While you may have call outs you typically do not see general notes on a plot plan.  You will however see the property owner's name and address, the date the drawing was done and the scale.  You'll also have to reference the setback lines and the building zone the property is located in.  Finally, all features (ex. - fences, driveways, garage, etc.) will have to be labeled.  Some localities may not accept a plot plan drawn by the home owner and instead require one drawn and certified by a licensed land surveyor.  It depends on what the plot plan is being used for (ex. - showing location of a new two car garage).

An architectural floor plan doesn't normally have general notes as most features are labeled.  Depending on how thorough you want to be you might include both a window and door schedule if it was new construction or a renovation.  Once again the owner's name and address, the date, scale, and the initials of the person who drew the floor plan should appear on the drawing.  General notes usually appear on foundation plans, roof plans, electrical layouts, plumbing layouts and building cross-sections. 

Visit you local library and find a book about architectural drafting and design.  There will be plenty of examples to follow in the book.


Edited by John Connor - 02.Oct.2018 at 11:39
"Humans have a strength that cannot be measured. This is John Connor. If you are reading this, you are the resistance."

<<AutoCAD 2015>>

Back to Top
Lexville View Drop Down
Groupie
Groupie

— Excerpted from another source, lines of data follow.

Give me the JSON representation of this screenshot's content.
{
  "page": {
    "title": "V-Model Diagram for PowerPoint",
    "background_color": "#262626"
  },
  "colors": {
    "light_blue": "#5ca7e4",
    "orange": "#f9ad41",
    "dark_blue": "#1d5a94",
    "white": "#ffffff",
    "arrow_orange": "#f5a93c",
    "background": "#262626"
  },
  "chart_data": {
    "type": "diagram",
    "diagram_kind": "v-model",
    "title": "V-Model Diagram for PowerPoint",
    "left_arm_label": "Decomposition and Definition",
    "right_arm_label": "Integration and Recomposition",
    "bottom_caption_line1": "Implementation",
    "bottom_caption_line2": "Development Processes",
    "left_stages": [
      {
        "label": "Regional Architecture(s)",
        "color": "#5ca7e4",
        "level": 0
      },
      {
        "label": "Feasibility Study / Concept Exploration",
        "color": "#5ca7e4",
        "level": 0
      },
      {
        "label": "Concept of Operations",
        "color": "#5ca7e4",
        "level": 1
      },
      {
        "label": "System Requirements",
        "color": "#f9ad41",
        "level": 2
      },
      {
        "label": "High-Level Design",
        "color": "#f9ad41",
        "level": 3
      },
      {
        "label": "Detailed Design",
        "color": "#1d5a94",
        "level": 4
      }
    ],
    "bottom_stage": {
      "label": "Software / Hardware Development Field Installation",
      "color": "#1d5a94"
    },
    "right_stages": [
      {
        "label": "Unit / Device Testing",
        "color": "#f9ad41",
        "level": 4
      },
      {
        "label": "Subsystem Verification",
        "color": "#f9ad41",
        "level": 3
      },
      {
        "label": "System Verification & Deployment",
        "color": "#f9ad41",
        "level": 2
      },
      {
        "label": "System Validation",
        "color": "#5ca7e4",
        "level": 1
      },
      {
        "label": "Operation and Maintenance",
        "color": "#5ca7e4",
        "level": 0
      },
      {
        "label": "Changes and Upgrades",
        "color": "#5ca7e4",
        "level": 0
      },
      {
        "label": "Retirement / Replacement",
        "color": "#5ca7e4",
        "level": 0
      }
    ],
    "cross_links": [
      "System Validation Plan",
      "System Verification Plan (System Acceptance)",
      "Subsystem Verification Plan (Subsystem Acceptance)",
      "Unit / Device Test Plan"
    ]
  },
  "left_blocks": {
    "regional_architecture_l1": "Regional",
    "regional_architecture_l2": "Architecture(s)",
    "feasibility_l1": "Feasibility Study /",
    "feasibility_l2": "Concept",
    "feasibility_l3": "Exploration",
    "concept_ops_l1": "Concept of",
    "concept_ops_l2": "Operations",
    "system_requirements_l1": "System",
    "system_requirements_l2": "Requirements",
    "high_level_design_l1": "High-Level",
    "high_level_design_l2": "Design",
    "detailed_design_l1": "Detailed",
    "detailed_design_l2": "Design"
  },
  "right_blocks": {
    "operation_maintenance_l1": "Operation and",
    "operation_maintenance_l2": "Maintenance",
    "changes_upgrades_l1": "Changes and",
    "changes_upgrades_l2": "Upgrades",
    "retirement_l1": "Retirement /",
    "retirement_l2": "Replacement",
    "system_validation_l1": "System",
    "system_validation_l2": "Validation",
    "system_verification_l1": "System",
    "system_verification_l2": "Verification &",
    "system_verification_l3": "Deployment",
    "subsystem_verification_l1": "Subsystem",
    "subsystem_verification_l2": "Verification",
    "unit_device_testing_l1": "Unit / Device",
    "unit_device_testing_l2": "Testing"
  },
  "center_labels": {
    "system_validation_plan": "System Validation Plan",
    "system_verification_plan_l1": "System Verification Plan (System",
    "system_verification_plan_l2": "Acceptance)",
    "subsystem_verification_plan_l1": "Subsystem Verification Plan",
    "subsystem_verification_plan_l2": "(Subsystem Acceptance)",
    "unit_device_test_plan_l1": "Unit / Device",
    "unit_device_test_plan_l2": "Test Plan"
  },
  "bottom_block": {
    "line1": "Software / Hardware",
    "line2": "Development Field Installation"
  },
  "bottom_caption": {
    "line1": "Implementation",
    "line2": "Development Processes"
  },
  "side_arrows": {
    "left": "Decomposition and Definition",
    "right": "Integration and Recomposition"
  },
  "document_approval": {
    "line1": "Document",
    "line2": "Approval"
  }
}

Joined: 06.Jan.2018
Location: United States
Using: Autocad 2015
Status: Offline
Points: 31
Post Options Post Options   Thanks (0) Thanks(0)   Quote Lexville Quote  Post ReplyReply Direct Link To This Post Posted: 02.Oct.2018 at 20:35
Thanks, Because I saw on the sheet cover A-0.0  they are General Notes , Project Summary/ Sheet index / Project Team/ Etc.
where to get that General Notes text? and how we I know that is the correct notes?
ADV
Back to Top
John Connor View Drop Down
Senior Member
Senior Member


Joined: 01.Feb.2011
Location: United States
Using: AutoCAD 2018
Status: Offline
Points: 6916
Post Options Post Options   Thanks (0) Thanks(0)   Quote John Connor Quote  Post ReplyReply Direct Link To This Post Posted: 02.Oct.2018 at 21:35
I don't know what sheet cover you are referring to.  Generally speaking sheet covers are rarely required for anything that isn't a commercial (business), municipal, state or federal project.

The engineer (civil, structural, electrical, mechanical, etc.) or architect is responsible for coming up with the general notes where applicable to their field of expertise.

Who are you doing the drawings for?  Personal use?  A client?  The company you work?


Edited by John Connor - 02.Oct.2018 at 22:31
"Humans have a strength that cannot be measured. This is John Connor. If you are reading this, you are the resistance."

<<AutoCAD 2015>>

Back to Top
Lexville View Drop Down
Groupie
Groupie


Joined: 06.Jan.2018
Location: United States
Using: Autocad 2015
Status: Offline
Points: 31
Post Options Post Options   Thanks (0) Thanks(0)   Quote Lexville Quote  Post ReplyReply Direct Link To This Post Posted: 03.Oct.2018 at 03:47
ADV
Back to Top
John Connor View Drop Down
Senior Member
Senior Member


Joined: 01.Feb.2011
Location: United States
Using: AutoCAD 2018
Status: Offline
Points: 6916
Post Options Post Options   Thanks (0) Thanks(0)   Quote John Connor Quote  Post ReplyReply Direct Link To This Post Posted: 03.Oct.2018 at 17:11
That looks more like new construction.  Is that what you are doing?  Or is this a renovation?  Perhaps an addition?

We need to know the scope of the project.  You need to be more forthcoming about your "project".

Where is the property located?  Is it in the United States or in Europe somewhere?  Different standards apply in different countries.


Edited by John Connor - 03.Oct.2018 at 17:17
"Humans have a strength that cannot be measured. This is John Connor. If you are reading this, you are the resistance."

<<AutoCAD 2015>>

Back to Top

Related CAD tips:


 Post Reply Post Reply Page  12>
  Share Topic   

Forum Jump Forum Permissions View Drop Down



This page was generated in 0,125 seconds.